“Il meglio è l’inimico del bene” – Voltaire
I’ve recently come across a number of thought pieces discussing how ‘actions are the new insights’.
Over the last 20 or so years we have seen huge changes in the way we analyze data and what we consider vital to the optimization of marketing performance. This, after all is our final objective; irrespective of whether we aim to increase revenue for an organization, decrease costs, strengthen brand value, increase customer satisfaction or achieve an entirely different goal.
While the early years of web analytics were spent counting hits only, subsequent years saw exploration into ways to collect additional data. This expanded from across not only search results pages, to within pages, and also to Social Media. The emergence of these solutions brought about an unprecedented ability to analyze data.
Too much of anything is always a bad thing however, and the buzz around the Big Data we were now able to collect led to skepticism over the value of huge quantities of data. As ‘vanity metric’ came to be a dirty word, ‘Insight’ was what digital marketers began to seek.
In this scenario, data can be thought of as facts collected for analysis. In most cases, digital data is collected by automated solutions and given some structure in it’s presentation. Insights, on the other hand are the results of this analysis. They are pieces of information that reflect deep understanding of the data analyzed; its context, and its significance. Data alone can tell you little until it has been analyzed and conclusions about its historical trend, current and predicted future behavior have been drawn.

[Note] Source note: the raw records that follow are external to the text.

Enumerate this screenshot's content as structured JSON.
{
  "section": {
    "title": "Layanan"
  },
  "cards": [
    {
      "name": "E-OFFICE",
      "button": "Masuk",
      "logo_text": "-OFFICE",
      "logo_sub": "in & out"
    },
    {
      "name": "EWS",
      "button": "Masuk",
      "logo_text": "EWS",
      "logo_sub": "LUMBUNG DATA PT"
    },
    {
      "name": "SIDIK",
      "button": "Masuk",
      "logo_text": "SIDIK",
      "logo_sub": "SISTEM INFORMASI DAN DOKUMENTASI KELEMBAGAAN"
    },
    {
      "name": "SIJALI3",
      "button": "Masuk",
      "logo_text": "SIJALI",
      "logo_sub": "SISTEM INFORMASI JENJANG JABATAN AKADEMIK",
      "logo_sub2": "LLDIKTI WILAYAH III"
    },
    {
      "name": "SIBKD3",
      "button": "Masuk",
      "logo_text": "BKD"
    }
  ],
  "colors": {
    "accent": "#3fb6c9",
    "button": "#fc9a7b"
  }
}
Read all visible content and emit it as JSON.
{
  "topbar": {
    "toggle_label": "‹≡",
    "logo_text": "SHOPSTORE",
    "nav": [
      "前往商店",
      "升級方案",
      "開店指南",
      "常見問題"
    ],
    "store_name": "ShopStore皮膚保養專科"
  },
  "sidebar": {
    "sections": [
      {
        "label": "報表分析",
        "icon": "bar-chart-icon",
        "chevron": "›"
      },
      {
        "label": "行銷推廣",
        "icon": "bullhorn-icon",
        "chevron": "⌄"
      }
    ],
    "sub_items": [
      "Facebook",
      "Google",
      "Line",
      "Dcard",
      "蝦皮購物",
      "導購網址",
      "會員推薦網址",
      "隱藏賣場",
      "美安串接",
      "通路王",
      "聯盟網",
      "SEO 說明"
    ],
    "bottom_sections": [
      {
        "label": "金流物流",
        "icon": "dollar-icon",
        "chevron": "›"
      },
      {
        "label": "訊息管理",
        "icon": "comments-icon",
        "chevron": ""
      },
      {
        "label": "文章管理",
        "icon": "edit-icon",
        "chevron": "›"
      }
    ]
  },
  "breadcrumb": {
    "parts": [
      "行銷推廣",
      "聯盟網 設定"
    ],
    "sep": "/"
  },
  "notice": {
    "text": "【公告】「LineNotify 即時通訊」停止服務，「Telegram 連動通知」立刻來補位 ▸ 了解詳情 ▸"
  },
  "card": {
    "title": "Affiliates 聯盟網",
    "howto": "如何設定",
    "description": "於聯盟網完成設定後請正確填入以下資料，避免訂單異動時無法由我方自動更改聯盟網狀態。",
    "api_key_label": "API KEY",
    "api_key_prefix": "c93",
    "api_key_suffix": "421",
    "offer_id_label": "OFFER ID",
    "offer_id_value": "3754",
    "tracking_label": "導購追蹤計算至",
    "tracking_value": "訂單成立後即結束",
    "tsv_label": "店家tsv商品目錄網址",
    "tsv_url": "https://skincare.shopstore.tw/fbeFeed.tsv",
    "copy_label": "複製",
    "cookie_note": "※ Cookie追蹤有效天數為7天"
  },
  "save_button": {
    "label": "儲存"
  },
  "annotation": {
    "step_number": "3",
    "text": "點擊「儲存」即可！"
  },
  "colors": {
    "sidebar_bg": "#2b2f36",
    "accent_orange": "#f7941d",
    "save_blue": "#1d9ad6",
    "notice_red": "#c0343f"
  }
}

But, this isn’t the end of the story. Even where effective systems of communication mean that these insights are shared with the individuals, teams or departments in an organization for whom they are most relevant, knowledge alone will effect no change.
Many digital marketers are now taking it a step further and have implemented effective systems of insight management through which they are able to take action based on these insights, and do so within a timely manner.
These marketers are able to get the right information to the right people within an adequate timeframe to act on it and positively impact on performance. But, how do they do it?
Perhaps most importantly, however, is that they have built a culture around data-based decision making and the quick turnaround of ideas and actions.
While testing ideas before universal implementation, and the modeling of different scenarios prior to taking action can lead to very effective action taking, in the world of digital marketing; where sentiment can change very quickly, the actions of competitors can cause huge fluctuations in traffic (or revenue) and unpredictable customer behavior is rife, digital marketers should be prepared to act quickly.
Having strong systems in place for the sharing of insights and action taking, as well as the collection of best practices built around their own experiences and past actions can assist teams in quickly implementing change. While you might not always get it right, delaying actions in the world of digital can mean missing the boat entirely and not being able to impact performance within workable timeframes.
So while working to short timeframes and taking actions before exhaustive analysis has been done may not always lead to perfect results, they can lead to good results that are exponentially better than taking no action at all.
How do you ensure your team is able to take action quickly enough to make positive changes within your organization?
Not Another Dashboard.